| WHAT IS NEEDED |
How many lines in the entries below include the word "HARDWARE"? Respond with the number only.

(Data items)
* * *
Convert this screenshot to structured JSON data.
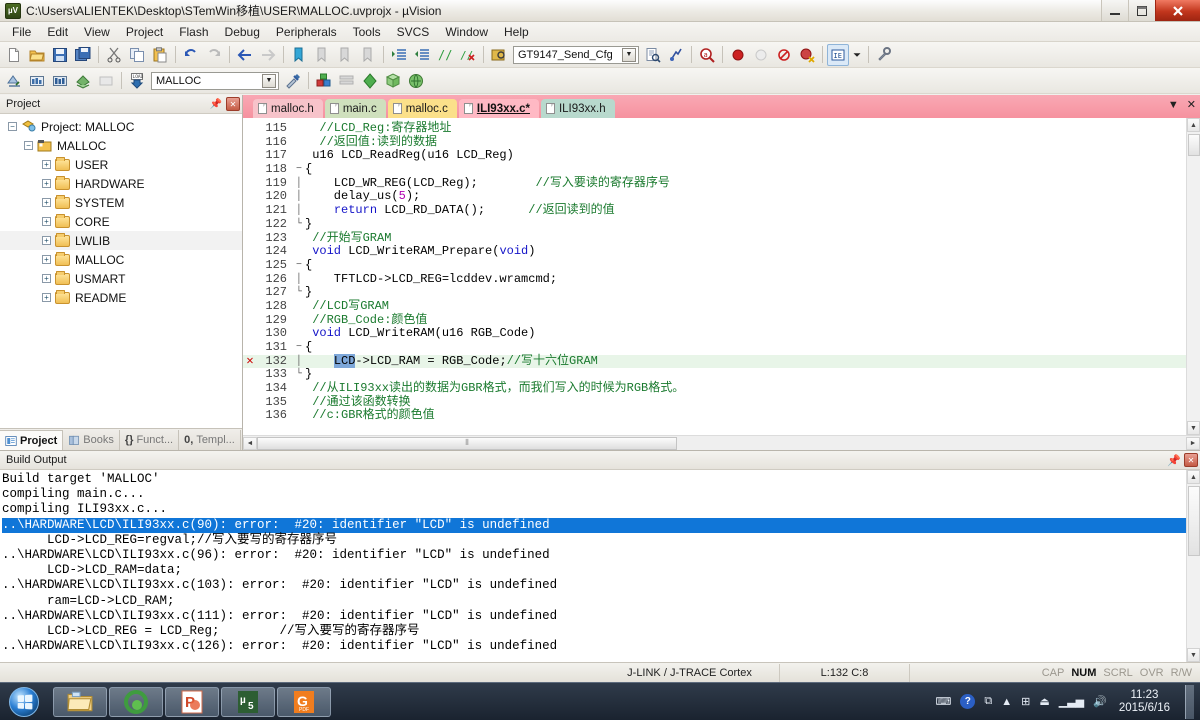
{
  "titlebar": {
    "icon": "uvision-app-icon",
    "title": "C:\\Users\\ALIENTEK\\Desktop\\STemWin移植\\USER\\MALLOC.uvprojx - µVision",
    "minimize": "—",
    "maximize": "❐",
    "close": "✕"
  },
  "menu": [
    "File",
    "Edit",
    "View",
    "Project",
    "Flash",
    "Debug",
    "Peripherals",
    "Tools",
    "SVCS",
    "Window",
    "Help"
  ],
  "toolbar1": {
    "icons": [
      "new-file-icon",
      "open-file-icon",
      "save-icon",
      "save-all-icon",
      "cut-icon",
      "copy-icon",
      "paste-icon",
      "undo-icon",
      "redo-icon",
      "navigate-back-icon",
      "navigate-forward-icon",
      "bookmark-toggle-icon",
      "bookmark-prev-icon",
      "bookmark-next-icon",
      "bookmark-clear-icon",
      "indent-icon",
      "outdent-icon",
      "comment-icon",
      "uncomment-icon",
      "find-in-files-icon",
      "find-next-icon",
      "find-icon",
      "insert-breakpoint-icon",
      "disable-breakpoint-icon",
      "kill-all-breakpoints-icon",
      "disable-all-breakpoints-icon",
      "start-debug-icon",
      "dropdown-icon",
      "configuration-wizard-icon"
    ],
    "find_value": "GT9147_Send_Cfg"
  },
  "toolbar2": {
    "icons": [
      "translate-icon",
      "build-icon",
      "rebuild-icon",
      "batch-build-icon",
      "stop-build-icon",
      "download-icon",
      "manage-project-icon",
      "project-items-icon",
      "books-icon",
      "target-options-icon",
      "manage-runtime-icon",
      "multi-project-icon"
    ],
    "target_value": "MALLOC",
    "load_label": "LOAD"
  },
  "project_panel": {
    "header": "Project",
    "pin_icon": "pin-icon",
    "close_icon": "close-icon",
    "tree": [
      {
        "label": "Project: MALLOC",
        "level": 0,
        "expander": "−",
        "icon": "project-icon",
        "selected": false
      },
      {
        "label": "MALLOC",
        "level": 1,
        "expander": "−",
        "icon": "target-icon",
        "selected": false
      },
      {
        "label": "USER",
        "level": 2,
        "expander": "+",
        "icon": "folder-icon",
        "selected": false
      },
      {
        "label": "HARDWARE",
        "level": 2,
        "expander": "+",
        "icon": "folder-icon",
        "selected": false
      },
      {
        "label": "SYSTEM",
        "level": 2,
        "expander": "+",
        "icon": "folder-icon",
        "selected": false
      },
      {
        "label": "CORE",
        "level": 2,
        "expander": "+",
        "icon": "folder-icon",
        "selected": false
      },
      {
        "label": "LWLIB",
        "level": 2,
        "expander": "+",
        "icon": "folder-icon",
        "selected": true
      },
      {
        "label": "MALLOC",
        "level": 2,
        "expander": "+",
        "icon": "folder-icon",
        "selected": false
      },
      {
        "label": "USMART",
        "level": 2,
        "expander": "+",
        "icon": "folder-icon",
        "selected": false
      },
      {
        "label": "README",
        "level": 2,
        "expander": "+",
        "icon": "folder-icon",
        "selected": false
      }
    ],
    "bottom_tabs": [
      {
        "label": "Project",
        "icon": "project-tab-icon",
        "active": true
      },
      {
        "label": "Books",
        "icon": "books-tab-icon",
        "active": false
      },
      {
        "label": "Funct...",
        "icon": "functions-tab-icon",
        "active": false
      },
      {
        "label": "Templ...",
        "icon": "templates-tab-icon",
        "active": false
      }
    ]
  },
  "editor": {
    "tabs": [
      {
        "label": "malloc.h",
        "active": false,
        "modified": false,
        "color": "#f7c3ca"
      },
      {
        "label": "main.c",
        "active": false,
        "modified": false,
        "color": "#cfe0bd"
      },
      {
        "label": "malloc.c",
        "active": false,
        "modified": false,
        "color": "#fbe08a"
      },
      {
        "label": "ILI93xx.c*",
        "active": true,
        "modified": true,
        "color": "#ffb9c4"
      },
      {
        "label": "ILI93xx.h",
        "active": false,
        "modified": false,
        "color": "#b8d9cd"
      }
    ],
    "tab_dropdown_icon": "chevron-down-icon",
    "tab_close_icon": "close-icon",
    "lines": [
      {
        "num": "115",
        "fold": "",
        "marker": "",
        "segs": [
          {
            "t": "  //LCD_Reg:寄存器地址",
            "c": "cm"
          }
        ]
      },
      {
        "num": "116",
        "fold": "",
        "marker": "",
        "segs": [
          {
            "t": "  //返回值:读到的数据",
            "c": "cm"
          }
        ]
      },
      {
        "num": "117",
        "fold": "",
        "marker": "",
        "segs": [
          {
            "t": " u16 LCD_ReadReg(u16 LCD_Reg)",
            "c": ""
          }
        ]
      },
      {
        "num": "118",
        "fold": "−",
        "marker": "",
        "segs": [
          {
            "t": "{",
            "c": ""
          }
        ]
      },
      {
        "num": "119",
        "fold": "│",
        "marker": "",
        "segs": [
          {
            "t": "    LCD_WR_REG(LCD_Reg);        ",
            "c": ""
          },
          {
            "t": "//写入要读的寄存器序号",
            "c": "cm"
          }
        ]
      },
      {
        "num": "120",
        "fold": "│",
        "marker": "",
        "segs": [
          {
            "t": "    delay_us(",
            "c": ""
          },
          {
            "t": "5",
            "c": "num-lit"
          },
          {
            "t": ");",
            "c": ""
          }
        ]
      },
      {
        "num": "121",
        "fold": "│",
        "marker": "",
        "segs": [
          {
            "t": "    ",
            "c": ""
          },
          {
            "t": "return",
            "c": "kw"
          },
          {
            "t": " LCD_RD_DATA();      ",
            "c": ""
          },
          {
            "t": "//返回读到的值",
            "c": "cm"
          }
        ]
      },
      {
        "num": "122",
        "fold": "└",
        "marker": "",
        "segs": [
          {
            "t": "}",
            "c": ""
          }
        ]
      },
      {
        "num": "123",
        "fold": "",
        "marker": "",
        "segs": [
          {
            "t": " //开始写GRAM",
            "c": "cm"
          }
        ]
      },
      {
        "num": "124",
        "fold": "",
        "marker": "",
        "segs": [
          {
            "t": " ",
            "c": ""
          },
          {
            "t": "void",
            "c": "kw"
          },
          {
            "t": " LCD_WriteRAM_Prepare(",
            "c": ""
          },
          {
            "t": "void",
            "c": "kw"
          },
          {
            "t": ")",
            "c": ""
          }
        ]
      },
      {
        "num": "125",
        "fold": "−",
        "marker": "",
        "segs": [
          {
            "t": "{",
            "c": ""
          }
        ]
      },
      {
        "num": "126",
        "fold": "│",
        "marker": "",
        "segs": [
          {
            "t": "    TFTLCD->LCD_REG=lcddev.wramcmd;",
            "c": ""
          }
        ]
      },
      {
        "num": "127",
        "fold": "└",
        "marker": "",
        "segs": [
          {
            "t": "}",
            "c": ""
          }
        ]
      },
      {
        "num": "128",
        "fold": "",
        "marker": "",
        "segs": [
          {
            "t": " //LCD写GRAM",
            "c": "cm"
          }
        ]
      },
      {
        "num": "129",
        "fold": "",
        "marker": "",
        "segs": [
          {
            "t": " //RGB_Code:颜色值",
            "c": "cm"
          }
        ]
      },
      {
        "num": "130",
        "fold": "",
        "marker": "",
        "segs": [
          {
            "t": " ",
            "c": ""
          },
          {
            "t": "void",
            "c": "kw"
          },
          {
            "t": " LCD_WriteRAM(u16 RGB_Code)",
            "c": ""
          }
        ]
      },
      {
        "num": "131",
        "fold": "−",
        "marker": "",
        "segs": [
          {
            "t": "{",
            "c": ""
          }
        ]
      },
      {
        "num": "132",
        "fold": "│",
        "marker": "✕",
        "highlight": true,
        "segs": [
          {
            "t": "    ",
            "c": ""
          },
          {
            "t": "LCD",
            "c": "selword"
          },
          {
            "t": "->LCD_RAM = RGB_Code;",
            "c": ""
          },
          {
            "t": "//写十六位GRAM",
            "c": "cm"
          }
        ]
      },
      {
        "num": "133",
        "fold": "└",
        "marker": "",
        "segs": [
          {
            "t": "}",
            "c": ""
          }
        ]
      },
      {
        "num": "134",
        "fold": "",
        "marker": "",
        "segs": [
          {
            "t": " //从ILI93xx读出的数据为GBR格式，而我们写入的时候为RGB格式。",
            "c": "cm"
          }
        ]
      },
      {
        "num": "135",
        "fold": "",
        "marker": "",
        "segs": [
          {
            "t": " //通过该函数转换",
            "c": "cm"
          }
        ]
      },
      {
        "num": "136",
        "fold": "",
        "marker": "",
        "segs": [
          {
            "t": " //c:GBR格式的颜色值",
            "c": "cm"
          }
        ]
      }
    ]
  },
  "build_output": {
    "header": "Build Output",
    "pin_icon": "pin-icon",
    "close_icon": "close-icon",
    "lines": [
      {
        "text": "Build target 'MALLOC'",
        "selected": false
      },
      {
        "text": "compiling main.c...",
        "selected": false
      },
      {
        "text": "compiling ILI93xx.c...",
        "selected": false
      },
      {
        "text": "..\\HARDWARE\\LCD\\ILI93xx.c(90): error:  #20: identifier \"LCD\" is undefined",
        "selected": true
      },
      {
        "text": "      LCD->LCD_REG=regval;//写入要写的寄存器序号",
        "selected": false
      },
      {
        "text": "..\\HARDWARE\\LCD\\ILI93xx.c(96): error:  #20: identifier \"LCD\" is undefined",
        "selected": false
      },
      {
        "text": "      LCD->LCD_RAM=data;",
        "selected": false
      },
      {
        "text": "..\\HARDWARE\\LCD\\ILI93xx.c(103): error:  #20: identifier \"LCD\" is undefined",
        "selected": false
      },
      {
        "text": "      ram=LCD->LCD_RAM;",
        "selected": false
      },
      {
        "text": "..\\HARDWARE\\LCD\\ILI93xx.c(111): error:  #20: identifier \"LCD\" is undefined",
        "selected": false
      },
      {
        "text": "      LCD->LCD_REG = LCD_Reg;        //写入要写的寄存器序号",
        "selected": false
      },
      {
        "text": "..\\HARDWARE\\LCD\\ILI93xx.c(126): error:  #20: identifier \"LCD\" is undefined",
        "selected": false
      }
    ]
  },
  "statusbar": {
    "debugger": "J-LINK / J-TRACE Cortex",
    "position": "L:132 C:8",
    "flags": [
      {
        "label": "CAP",
        "on": false
      },
      {
        "label": "NUM",
        "on": true
      },
      {
        "label": "SCRL",
        "on": false
      },
      {
        "label": "OVR",
        "on": false
      },
      {
        "label": "R/W",
        "on": false
      }
    ]
  },
  "taskbar": {
    "start_icon": "windows-start-icon",
    "tasks": [
      {
        "icon": "file-explorer-icon",
        "label": ""
      },
      {
        "icon": "green-browser-icon",
        "label": ""
      },
      {
        "icon": "powerpoint-icon",
        "label": ""
      },
      {
        "icon": "uvision-taskbar-icon",
        "label": ""
      },
      {
        "icon": "pdf-reader-icon",
        "label": ""
      }
    ],
    "tray": [
      "keyboard-icon",
      "help-icon",
      "network-flyout-icon",
      "show-hidden-icon",
      "windows-icon",
      "usb-eject-icon",
      "signal-icon",
      "volume-icon"
    ],
    "time": "11:23",
    "date": "2015/6/16"
  },
  "colors": {
    "accent_pink": "#f6929f",
    "selection_blue": "#1076d8",
    "comment_green": "#1a7a2e",
    "keyword_blue": "#1414c8",
    "error_red": "#cc0000"
  }
}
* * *
| RESULT OF THIS TASK |
6